Nowadays enough accomplishments back me, so without further ado I can say that I have the honour to be the niece of the director who made El Poema de las Danzas. Vadim Derbenyov (this link will take you to his filmography in Russian; a slighly less complete list is at IMDb.com) is the nephew of my Grandma; I mentioned his father, a writer, previously. Vadim went on from being a cameraman to becoming a director who has left his mark on the Soviet cinema with adaptations of crime stories and the Western classics. A televised Carmen Suite, being based on a classical story by the French author, is one such example. Other examples include The Secret of Blackbirds (a version of A Pocket Full of Rye, an Agatha Christie story involving Ms. Marple), and The Woman in White by Wilkie Collins.

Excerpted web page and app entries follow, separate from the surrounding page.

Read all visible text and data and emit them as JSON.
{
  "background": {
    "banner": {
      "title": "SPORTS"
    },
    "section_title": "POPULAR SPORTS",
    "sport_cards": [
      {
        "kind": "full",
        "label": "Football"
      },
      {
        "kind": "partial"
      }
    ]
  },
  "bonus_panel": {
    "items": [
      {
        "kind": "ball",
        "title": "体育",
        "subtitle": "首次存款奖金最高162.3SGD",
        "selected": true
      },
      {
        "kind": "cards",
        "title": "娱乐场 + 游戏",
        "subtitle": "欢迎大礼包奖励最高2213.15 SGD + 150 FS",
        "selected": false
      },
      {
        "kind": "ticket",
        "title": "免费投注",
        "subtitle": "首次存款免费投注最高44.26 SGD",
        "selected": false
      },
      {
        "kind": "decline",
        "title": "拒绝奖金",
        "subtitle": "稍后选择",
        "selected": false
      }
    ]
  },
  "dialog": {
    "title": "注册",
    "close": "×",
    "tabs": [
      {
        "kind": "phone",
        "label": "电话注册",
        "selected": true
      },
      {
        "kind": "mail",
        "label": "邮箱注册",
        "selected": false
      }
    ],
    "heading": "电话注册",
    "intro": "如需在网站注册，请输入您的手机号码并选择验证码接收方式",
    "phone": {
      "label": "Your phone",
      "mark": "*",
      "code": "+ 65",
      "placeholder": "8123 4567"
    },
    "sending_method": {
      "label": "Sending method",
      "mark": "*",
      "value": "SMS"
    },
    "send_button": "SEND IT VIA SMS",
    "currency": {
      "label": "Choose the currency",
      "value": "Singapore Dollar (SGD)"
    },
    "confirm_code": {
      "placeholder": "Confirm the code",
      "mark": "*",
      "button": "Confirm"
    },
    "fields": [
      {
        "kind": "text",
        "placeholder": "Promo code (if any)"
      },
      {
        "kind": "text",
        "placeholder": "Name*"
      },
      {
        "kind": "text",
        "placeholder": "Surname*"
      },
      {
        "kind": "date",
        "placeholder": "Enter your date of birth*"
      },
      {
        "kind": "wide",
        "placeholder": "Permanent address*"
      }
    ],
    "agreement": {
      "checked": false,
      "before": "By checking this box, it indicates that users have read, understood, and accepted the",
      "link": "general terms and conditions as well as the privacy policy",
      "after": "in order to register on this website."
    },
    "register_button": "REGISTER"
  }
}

I realise now that Vadim Derbenyov is a kind of Russian Peter Sellars or Franco Zeffirelli, with the difference that he turned ballets, not operas, from stage to the screen. In addition to The Poem about the Dance, he also made Spartakus (a story about the Roman rebelious slave) and The Terrible Age (about the Russian tzar, Ivan the Terrible).
Now that I have come back to Moscow, such family connections feel so much more significant, while my interests and goals I pursue suddenly appear not so strange or coincidental… In any case, this is the beginning, and I am hoping to be able to introduce to you my large family fairly regularly.
And maybe I could it earlier, but to talk without showing anything is like bragging. Someone posted the entire El Poema de las Danzas on YouTube, which I include in this post. Our uncle told my mother that making the film wasn’t an easy job, not merely because of the difficulty of filming a ballet, but also because of Carmen herself. Plisetskaya was able to demonstrate her dramatic gift and outstanding dancing technique, but her aging meant that muscles occasionally went stiff, and filming then had to be stopped. Still, with El Poema de las Danzas we have a great example of bringing the ballet to screen, of using the light, as well as the camera movement, to articulate the dramatism of the story, the choreography, and the emotion of the music.